A Malaysian Navy ship is seen from an Indonesian Air Force Super Puma helicopter during a search mission for for AirAsia flight QZ8501 off the coast of Central Kalimantan January 6, 2015. CREDIT: REUTERS/VERI SANOVRI
(Reuters) – Indonesian search and rescue officials reported better weather on Wednesday over the presumed crash site of an AirAsia passenger jet, but appeared no closer to finding the black box flight recorders that may explain what brought the plane down.
Flight QZ8501 vanished from radar screens over the northern Java Sea on Dec. 28, less than half-way into a two-hour flight from Indonesia’s second-biggest city of Surabaya to Singapore. There were no survivors among the 162 people on board.
Thirty-nine bodies and debris from the plane have since been plucked from the surface of the waters off Borneo, but strong winds and high waves have prevented divers from reaching larger pieces of suspected wreckage detected by sonar on the sea floor. “It’s clear, it’s much better than the past few days,” air force First Lieutenant Alpha Yudi Baskoro told reporters in Pangkalan Bun, the southern Borneo town where the operation is based. “Waves are around one to two meters – that’s good. The wind speed is also relatively low.”
Indonesian officials believe seven metal objects pinpointed in water about 30 meters deep may include the tail and parts of the fuselage of the Airbus A320-200.
But even on the few occasions the weather has allowed divers to enter the water, strong currents and poor visibility in the muddy sea have made progress painstakingly slow.
“We couldn’t dive for long, only five or 10 minutes and then go up,” navy diving supervisor Sergeant Major Rudi Hartanto told Reuters late on Tuesday. “The sea bed is mostly mud and sand, and the current is strong – four to five knots – so the mud comes up and the visibility reduces to zero.”
For relatives of those aboard the flight, the slow pace has been agonizing. “I’m still looking for my younger sibling,” said a woman, who did not give her name, at the crisis center set up for relatives in Surabaya.
Indonesia AirAsia, 49 percent owned by the Malaysia-based AirAsia budget group, has faced criticism from authorities in Jakarta in the 10 days since the crash.
The transport ministry has suspended the carrier’s Surabaya-Singapore license, saying it only had permission to fly the route on Mondays, Tuesdays, Thursdays and Saturdays.
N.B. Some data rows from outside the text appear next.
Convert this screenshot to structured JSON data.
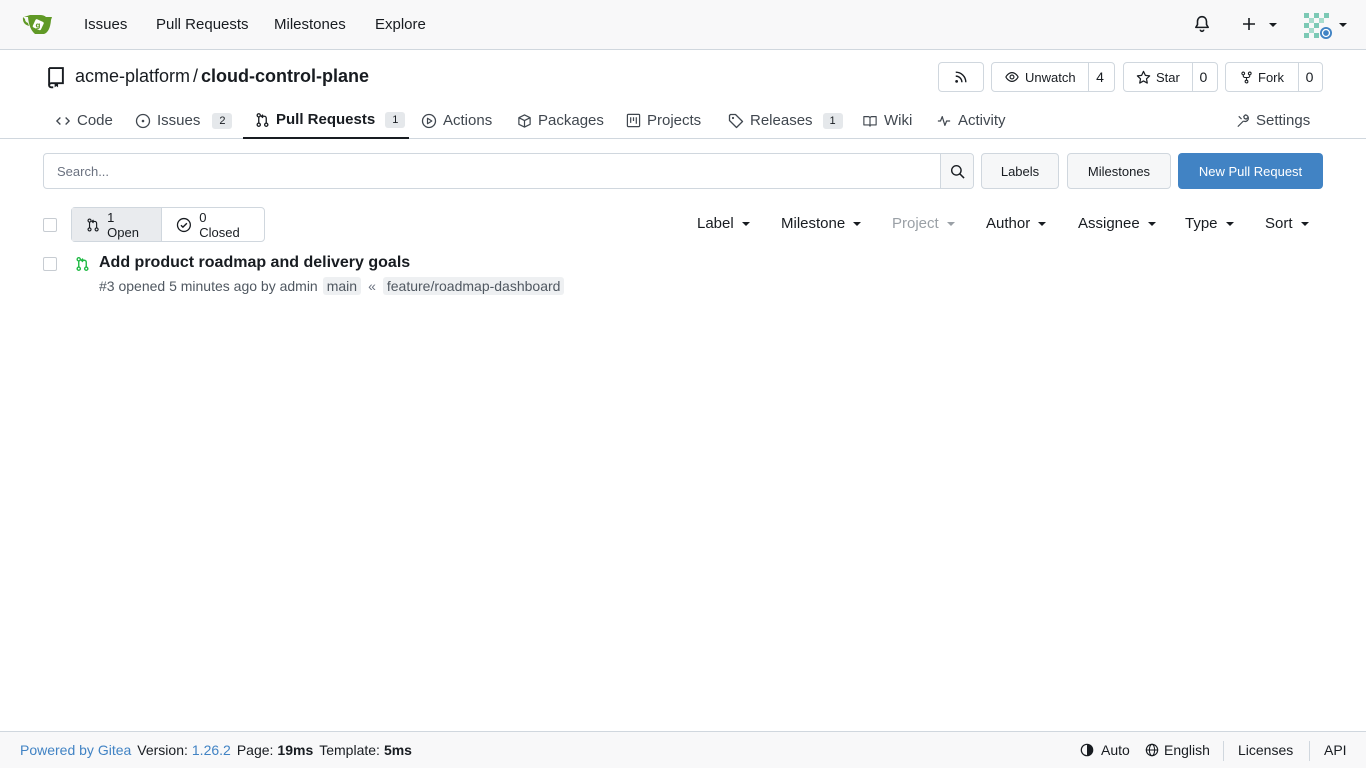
{
  "nav": {
    "links": [
      "Issues",
      "Pull Requests",
      "Milestones",
      "Explore"
    ]
  },
  "repo": {
    "owner": "acme-platform",
    "separator": "/",
    "name": "cloud-control-plane",
    "unwatch_label": "Unwatch",
    "watch_count": "4",
    "star_label": "Star",
    "star_count": "0",
    "fork_label": "Fork",
    "fork_count": "0"
  },
  "tabs": {
    "code": "Code",
    "issues": "Issues",
    "issues_count": "2",
    "pulls": "Pull Requests",
    "pulls_count": "1",
    "actions": "Actions",
    "packages": "Packages",
    "projects": "Projects",
    "releases": "Releases",
    "releases_count": "1",
    "wiki": "Wiki",
    "activity": "Activity",
    "settings": "Settings"
  },
  "toolbar": {
    "search_placeholder": "Search...",
    "labels_btn": "Labels",
    "milestones_btn": "Milestones",
    "new_pr_btn": "New Pull Request"
  },
  "states": {
    "open": "1 Open",
    "closed": "0 Closed"
  },
  "filters": {
    "label": "Label",
    "milestone": "Milestone",
    "project": "Project",
    "author": "Author",
    "assignee": "Assignee",
    "type": "Type",
    "sort": "Sort"
  },
  "pulls": [
    {
      "title": "Add product roadmap and delivery goals",
      "meta": "#3 opened 5 minutes ago by admin",
      "base_branch": "main",
      "arrow": "«",
      "head_branch": "feature/roadmap-dashboard"
    }
  ],
  "footer": {
    "powered": "Powered by Gitea",
    "version_label": "Version:",
    "version": "1.26.2",
    "page_label": "Page:",
    "page_time": "19ms",
    "template_label": "Template:",
    "template_time": "5ms",
    "theme": "Auto",
    "language": "English",
    "licenses": "Licenses",
    "api": "API"
  },
  "colors": {
    "primary": "#4183c4",
    "open_green": "#21ba45"
  }
}
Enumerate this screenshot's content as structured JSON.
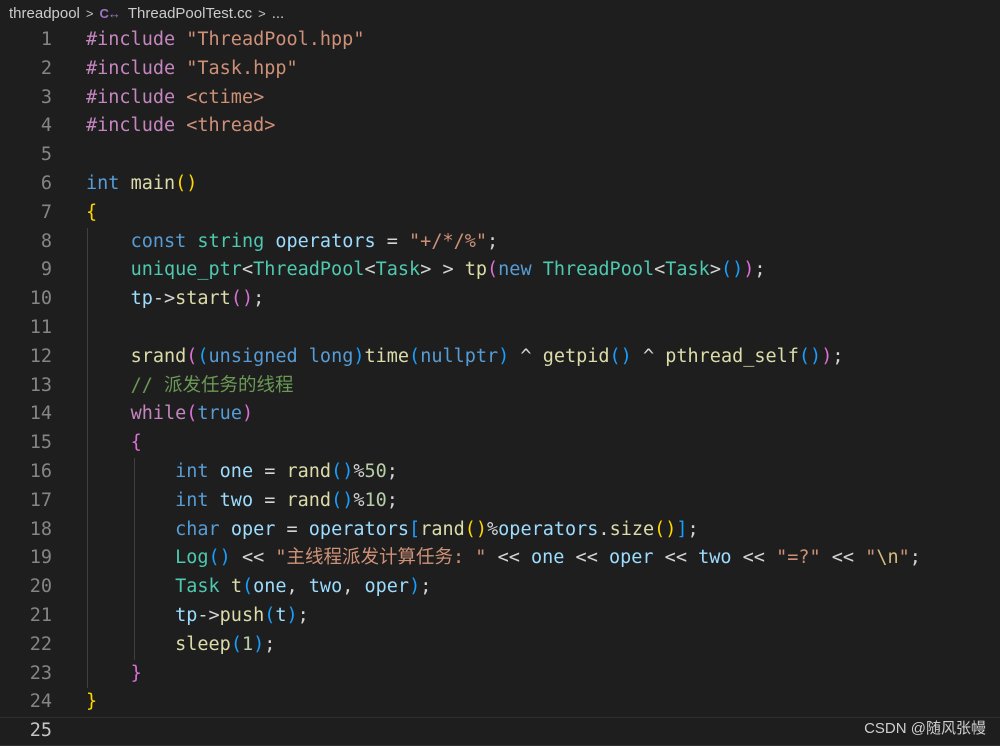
{
  "breadcrumb": {
    "folder": "threadpool",
    "file_icon": "cpp-file-icon",
    "file_icon_glyph": "C↔",
    "file": "ThreadPoolTest.cc",
    "more": "...",
    "separator": ">"
  },
  "editor": {
    "current_line": 25,
    "lines": [
      [
        [
          "#include ",
          "t-pre"
        ],
        [
          "\"ThreadPool.hpp\"",
          "t-str"
        ]
      ],
      [
        [
          "#include ",
          "t-pre"
        ],
        [
          "\"Task.hpp\"",
          "t-str"
        ]
      ],
      [
        [
          "#include ",
          "t-pre"
        ],
        [
          "<ctime>",
          "t-str"
        ]
      ],
      [
        [
          "#include ",
          "t-pre"
        ],
        [
          "<thread>",
          "t-str"
        ]
      ],
      [],
      [
        [
          "int",
          "t-kw"
        ],
        [
          " ",
          ""
        ],
        [
          "main",
          "t-fn"
        ],
        [
          "()",
          "t-b1"
        ]
      ],
      [
        [
          "{",
          "t-b1"
        ]
      ],
      [
        [
          "    ",
          ""
        ],
        [
          "const",
          "t-kw"
        ],
        [
          " ",
          ""
        ],
        [
          "string",
          "t-type"
        ],
        [
          " ",
          ""
        ],
        [
          "operators",
          "t-var"
        ],
        [
          " = ",
          "t-op"
        ],
        [
          "\"+/*/%\"",
          "t-str"
        ],
        [
          ";",
          "t-op"
        ]
      ],
      [
        [
          "    ",
          ""
        ],
        [
          "unique_ptr",
          "t-type"
        ],
        [
          "<",
          "t-op"
        ],
        [
          "ThreadPool",
          "t-type"
        ],
        [
          "<",
          "t-op"
        ],
        [
          "Task",
          "t-type"
        ],
        [
          "> > ",
          "t-op"
        ],
        [
          "tp",
          "t-fn"
        ],
        [
          "(",
          "t-b2"
        ],
        [
          "new",
          "t-kw"
        ],
        [
          " ",
          ""
        ],
        [
          "ThreadPool",
          "t-type"
        ],
        [
          "<",
          "t-op"
        ],
        [
          "Task",
          "t-type"
        ],
        [
          ">",
          "t-op"
        ],
        [
          "()",
          "t-b3"
        ],
        [
          ")",
          "t-b2"
        ],
        [
          ";",
          "t-op"
        ]
      ],
      [
        [
          "    ",
          ""
        ],
        [
          "tp",
          "t-var"
        ],
        [
          "->",
          "t-op"
        ],
        [
          "start",
          "t-fn"
        ],
        [
          "()",
          "t-b2"
        ],
        [
          ";",
          "t-op"
        ]
      ],
      [],
      [
        [
          "    ",
          ""
        ],
        [
          "srand",
          "t-fn"
        ],
        [
          "(",
          "t-b2"
        ],
        [
          "(",
          "t-b3"
        ],
        [
          "unsigned long",
          "t-kw"
        ],
        [
          ")",
          "t-b3"
        ],
        [
          "time",
          "t-fn"
        ],
        [
          "(",
          "t-b3"
        ],
        [
          "nullptr",
          "t-kw"
        ],
        [
          ")",
          "t-b3"
        ],
        [
          " ^ ",
          "t-op"
        ],
        [
          "getpid",
          "t-fn"
        ],
        [
          "()",
          "t-b3"
        ],
        [
          " ^ ",
          "t-op"
        ],
        [
          "pthread_self",
          "t-fn"
        ],
        [
          "()",
          "t-b3"
        ],
        [
          ")",
          "t-b2"
        ],
        [
          ";",
          "t-op"
        ]
      ],
      [
        [
          "    ",
          ""
        ],
        [
          "// 派发任务的线程",
          "t-com"
        ]
      ],
      [
        [
          "    ",
          ""
        ],
        [
          "while",
          "t-ctrl"
        ],
        [
          "(",
          "t-b2"
        ],
        [
          "true",
          "t-kw"
        ],
        [
          ")",
          "t-b2"
        ]
      ],
      [
        [
          "    ",
          ""
        ],
        [
          "{",
          "t-b2"
        ]
      ],
      [
        [
          "        ",
          ""
        ],
        [
          "int",
          "t-kw"
        ],
        [
          " ",
          ""
        ],
        [
          "one",
          "t-var"
        ],
        [
          " = ",
          "t-op"
        ],
        [
          "rand",
          "t-fn"
        ],
        [
          "()",
          "t-b3"
        ],
        [
          "%",
          "t-op"
        ],
        [
          "50",
          "t-num"
        ],
        [
          ";",
          "t-op"
        ]
      ],
      [
        [
          "        ",
          ""
        ],
        [
          "int",
          "t-kw"
        ],
        [
          " ",
          ""
        ],
        [
          "two",
          "t-var"
        ],
        [
          " = ",
          "t-op"
        ],
        [
          "rand",
          "t-fn"
        ],
        [
          "()",
          "t-b3"
        ],
        [
          "%",
          "t-op"
        ],
        [
          "10",
          "t-num"
        ],
        [
          ";",
          "t-op"
        ]
      ],
      [
        [
          "        ",
          ""
        ],
        [
          "char",
          "t-kw"
        ],
        [
          " ",
          ""
        ],
        [
          "oper",
          "t-var"
        ],
        [
          " = ",
          "t-op"
        ],
        [
          "operators",
          "t-var"
        ],
        [
          "[",
          "t-b3"
        ],
        [
          "rand",
          "t-fn"
        ],
        [
          "()",
          "t-b1"
        ],
        [
          "%",
          "t-op"
        ],
        [
          "operators",
          "t-var"
        ],
        [
          ".",
          "t-op"
        ],
        [
          "size",
          "t-fn"
        ],
        [
          "()",
          "t-b1"
        ],
        [
          "]",
          "t-b3"
        ],
        [
          ";",
          "t-op"
        ]
      ],
      [
        [
          "        ",
          ""
        ],
        [
          "Log",
          "t-type"
        ],
        [
          "()",
          "t-b3"
        ],
        [
          " << ",
          "t-op"
        ],
        [
          "\"主线程派发计算任务: \"",
          "t-str"
        ],
        [
          " << ",
          "t-op"
        ],
        [
          "one",
          "t-var"
        ],
        [
          " << ",
          "t-op"
        ],
        [
          "oper",
          "t-var"
        ],
        [
          " << ",
          "t-op"
        ],
        [
          "two",
          "t-var"
        ],
        [
          " << ",
          "t-op"
        ],
        [
          "\"=?\"",
          "t-str"
        ],
        [
          " << ",
          "t-op"
        ],
        [
          "\"",
          "t-str"
        ],
        [
          "\\n",
          "t-esc"
        ],
        [
          "\"",
          "t-str"
        ],
        [
          ";",
          "t-op"
        ]
      ],
      [
        [
          "        ",
          ""
        ],
        [
          "Task",
          "t-type"
        ],
        [
          " ",
          ""
        ],
        [
          "t",
          "t-fn"
        ],
        [
          "(",
          "t-b3"
        ],
        [
          "one",
          "t-var"
        ],
        [
          ", ",
          "t-op"
        ],
        [
          "two",
          "t-var"
        ],
        [
          ", ",
          "t-op"
        ],
        [
          "oper",
          "t-var"
        ],
        [
          ")",
          "t-b3"
        ],
        [
          ";",
          "t-op"
        ]
      ],
      [
        [
          "        ",
          ""
        ],
        [
          "tp",
          "t-var"
        ],
        [
          "->",
          "t-op"
        ],
        [
          "push",
          "t-fn"
        ],
        [
          "(",
          "t-b3"
        ],
        [
          "t",
          "t-var"
        ],
        [
          ")",
          "t-b3"
        ],
        [
          ";",
          "t-op"
        ]
      ],
      [
        [
          "        ",
          ""
        ],
        [
          "sleep",
          "t-fn"
        ],
        [
          "(",
          "t-b3"
        ],
        [
          "1",
          "t-num"
        ],
        [
          ")",
          "t-b3"
        ],
        [
          ";",
          "t-op"
        ]
      ],
      [
        [
          "    ",
          ""
        ],
        [
          "}",
          "t-b2"
        ]
      ],
      [
        [
          "}",
          "t-b1"
        ]
      ],
      []
    ]
  },
  "watermark": "CSDN @随风张幔"
}
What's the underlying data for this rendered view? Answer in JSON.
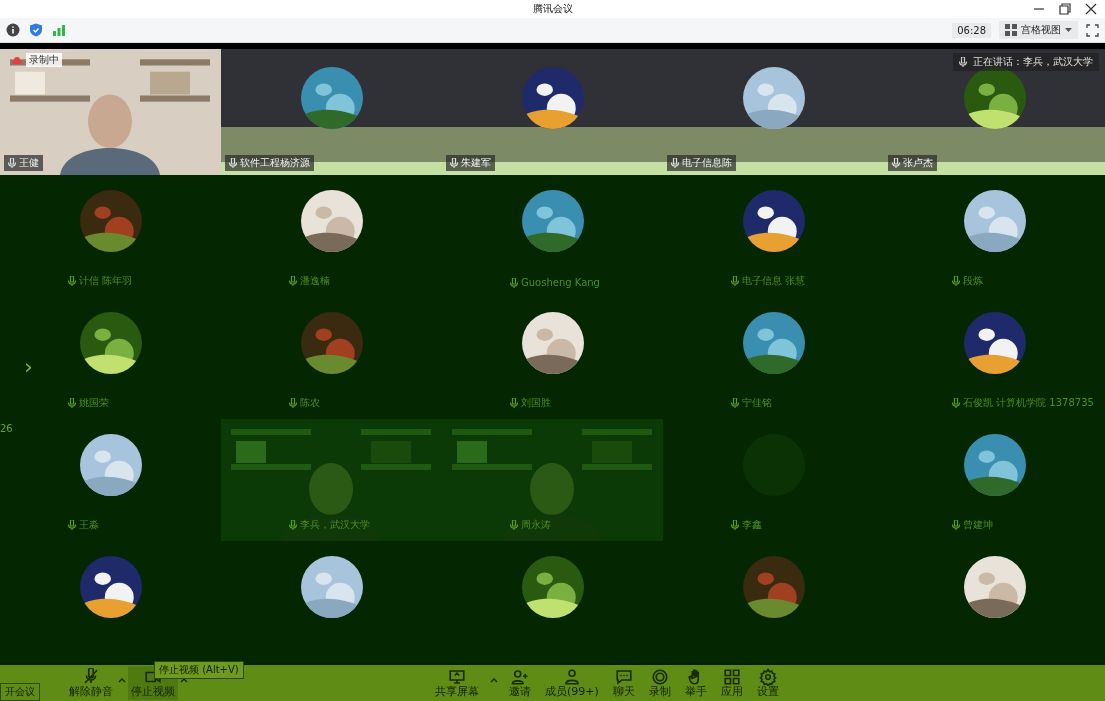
{
  "window": {
    "title": "腾讯会议"
  },
  "topbar": {
    "time": "06:28",
    "view_mode": "宫格视图"
  },
  "recording": {
    "label": "录制中"
  },
  "speaking": {
    "label": "正在讲话：李兵，武汉大学"
  },
  "rows": [
    [
      {
        "kind": "video",
        "name": "王健"
      },
      {
        "kind": "avatar",
        "name": "软件工程杨济源"
      },
      {
        "kind": "avatar",
        "name": "朱建军"
      },
      {
        "kind": "avatar",
        "name": "电子信息陈"
      },
      {
        "kind": "avatar",
        "name": "张卢杰"
      }
    ],
    [
      {
        "kind": "avatar",
        "name": "计信 陈年羽"
      },
      {
        "kind": "avatar",
        "name": "潘逸楠"
      },
      {
        "kind": "avatar",
        "name": "Guosheng Kang"
      },
      {
        "kind": "avatar",
        "name": "电子信息 张慧"
      },
      {
        "kind": "avatar",
        "name": "段炼"
      }
    ],
    [
      {
        "kind": "avatar",
        "name": "姚国荣"
      },
      {
        "kind": "avatar",
        "name": "陈农"
      },
      {
        "kind": "avatar",
        "name": "刘国胜"
      },
      {
        "kind": "avatar",
        "name": "宁佳铭"
      },
      {
        "kind": "avatar",
        "name": "石俊凯 计算机学院 1378735"
      }
    ],
    [
      {
        "kind": "avatar",
        "name": "王淼"
      },
      {
        "kind": "video",
        "name": "李兵，武汉大学"
      },
      {
        "kind": "video",
        "name": "周永涛"
      },
      {
        "kind": "blank",
        "name": "李鑫"
      },
      {
        "kind": "avatar",
        "name": "曾建坤"
      }
    ],
    [
      {
        "kind": "avatar"
      },
      {
        "kind": "avatar"
      },
      {
        "kind": "avatar"
      },
      {
        "kind": "avatar"
      },
      {
        "kind": "avatar"
      }
    ]
  ],
  "page_arrow": "›",
  "page_number": "26",
  "leave": "开会议",
  "tooltip": "停止视频 (Alt+V)",
  "left_controls": [
    {
      "kind": "mic-off",
      "label": "解除静音",
      "menu": true
    },
    {
      "kind": "camera",
      "label": "停止视频",
      "menu": true
    }
  ],
  "center_controls": [
    {
      "kind": "share",
      "label": "共享屏幕",
      "menu": true
    },
    {
      "kind": "invite",
      "label": "邀请",
      "menu": false
    },
    {
      "kind": "members",
      "label": "成员(99+)",
      "menu": false
    },
    {
      "kind": "chat",
      "label": "聊天",
      "menu": false
    },
    {
      "kind": "record",
      "label": "录制",
      "menu": false
    },
    {
      "kind": "hand",
      "label": "举手",
      "menu": false
    },
    {
      "kind": "apps",
      "label": "应用",
      "menu": false
    },
    {
      "kind": "settings",
      "label": "设置",
      "menu": false
    }
  ]
}
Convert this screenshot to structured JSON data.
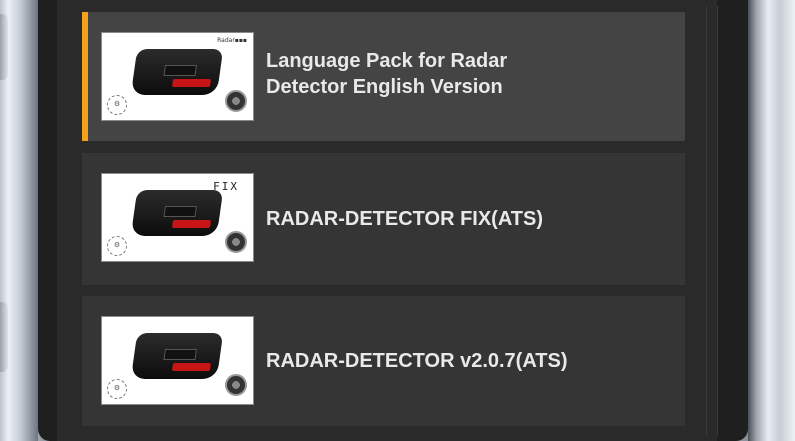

Flight QZ8501 took off on a Sunday, though the ministry said this had no bearing on the accident.
AirAsia has said it is cooperating fully with the ministry’s investigations.
Indonesia has also reassigned some airport and air traffic control officials who allowed the flight to take off and tightened rules on pre-flight procedures in a country with a patchy reputation for air safety.
(Additional reporting by Gayatri Suroyo, Nicholas Owen, Wilda Asmarini, Eveline Danubrata, Michael Taylor, Charlotte Greenfield and Fransiska Nangoy in Jakarta/Surabaya; Writing by Alex Richardson)